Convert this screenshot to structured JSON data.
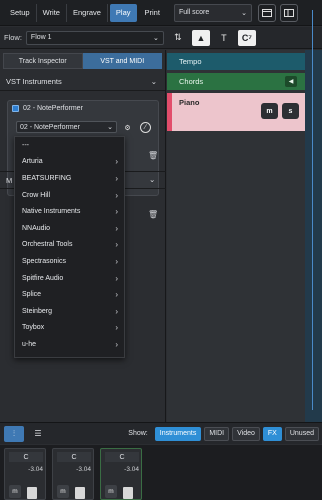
{
  "topbar": {
    "modes": [
      "Setup",
      "Write",
      "Engrave",
      "Play",
      "Print"
    ],
    "active_mode": "Play",
    "layout_value": "Full score"
  },
  "flowbar": {
    "label": "Flow:",
    "flow_value": "Flow 1",
    "chord_tool_label": "C⁷"
  },
  "leftpanel": {
    "tabs": [
      "Track Inspector",
      "VST and MIDI"
    ],
    "active_tab": "VST and MIDI",
    "section_title": "VST Instruments",
    "instrument_title": "02 - NotePerformer",
    "instrument_select": "02 - NotePerformer",
    "hidden_section_letter": "M"
  },
  "dropdown": {
    "items": [
      {
        "label": "---",
        "submenu": false
      },
      {
        "label": "Arturia",
        "submenu": true
      },
      {
        "label": "BEATSURFING",
        "submenu": true
      },
      {
        "label": "Crow Hill",
        "submenu": true
      },
      {
        "label": "Native Instruments",
        "submenu": true
      },
      {
        "label": "NNAudio",
        "submenu": true
      },
      {
        "label": "Orchestral Tools",
        "submenu": true
      },
      {
        "label": "Spectrasonics",
        "submenu": true
      },
      {
        "label": "Spitfire Audio",
        "submenu": true
      },
      {
        "label": "Splice",
        "submenu": true
      },
      {
        "label": "Steinberg",
        "submenu": true
      },
      {
        "label": "Toybox",
        "submenu": true
      },
      {
        "label": "u-he",
        "submenu": true
      }
    ]
  },
  "tracks": {
    "tempo": "Tempo",
    "chords": "Chords",
    "piano": "Piano",
    "mute": "m",
    "solo": "s"
  },
  "mixer": {
    "show_label": "Show:",
    "filters": [
      {
        "label": "Instruments",
        "active": true
      },
      {
        "label": "MIDI",
        "active": false
      },
      {
        "label": "Video",
        "active": false
      },
      {
        "label": "FX",
        "active": true
      },
      {
        "label": "Unused",
        "active": false
      }
    ],
    "channels": [
      {
        "pan": "C",
        "level": "-3.04",
        "mute": "m"
      },
      {
        "pan": "C",
        "level": "-3.04",
        "mute": "m"
      },
      {
        "pan": "C",
        "level": "-3.04",
        "mute": "m"
      }
    ]
  },
  "colors": {
    "accent": "#3f79b4",
    "tempo": "#1d5b6b",
    "chords": "#2b7242",
    "piano": "#edc5cc",
    "piano_strip": "#e24d6b"
  }
}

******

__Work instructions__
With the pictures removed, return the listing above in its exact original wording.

__The completed task__
Convert this screenshot to structured JSON data.
{
  "topbar": {
    "modes": [
      "Setup",
      "Write",
      "Engrave",
      "Play",
      "Print"
    ],
    "active_mode": "Play",
    "layout_value": "Full score"
  },
  "flowbar": {
    "label": "Flow:",
    "flow_value": "Flow 1",
    "chord_tool_label": "C⁷"
  },
  "leftpanel": {
    "tabs": [
      "Track Inspector",
      "VST and MIDI"
    ],
    "active_tab": "VST and MIDI",
    "section_title": "VST Instruments",
    "instrument_title": "02 - NotePerformer",
    "instrument_select": "02 - NotePerformer",
    "hidden_section_letter": "M"
  },
  "dropdown": {
    "items": [
      {
        "label": "---",
        "submenu": false
      },
      {
        "label": "Arturia",
        "submenu": true
      },
      {
        "label": "BEATSURFING",
        "submenu": true
      },
      {
        "label": "Crow Hill",
        "submenu": true
      },
      {
        "label": "Native Instruments",
        "submenu": true
      },
      {
        "label": "NNAudio",
        "submenu": true
      },
      {
        "label": "Orchestral Tools",
        "submenu": true
      },
      {
        "label": "Spectrasonics",
        "submenu": true
      },
      {
        "label": "Spitfire Audio",
        "submenu": true
      },
      {
        "label": "Splice",
        "submenu": true
      },
      {
        "label": "Steinberg",
        "submenu": true
      },
      {
        "label": "Toybox",
        "submenu": true
      },
      {
        "label": "u-he",
        "submenu": true
      }
    ]
  },
  "tracks": {
    "tempo": "Tempo",
    "chords": "Chords",
    "piano": "Piano",
    "mute": "m",
    "solo": "s"
  },
  "mixer": {
    "show_label": "Show:",
    "filters": [
      {
        "label": "Instruments",
        "active": true
      },
      {
        "label": "MIDI",
        "active": false
      },
      {
        "label": "Video",
        "active": false
      },
      {
        "label": "FX",
        "active": true
      },
      {
        "label": "Unused",
        "active": false
      }
    ],
    "channels": [
      {
        "pan": "C",
        "level": "-3.04",
        "mute": "m"
      },
      {
        "pan": "C",
        "level": "-3.04",
        "mute": "m"
      },
      {
        "pan": "C",
        "level": "-3.04",
        "mute": "m"
      }
    ]
  },
  "colors": {
    "accent": "#3f79b4",
    "tempo": "#1d5b6b",
    "chords": "#2b7242",
    "piano": "#edc5cc",
    "piano_strip": "#e24d6b"
  }
}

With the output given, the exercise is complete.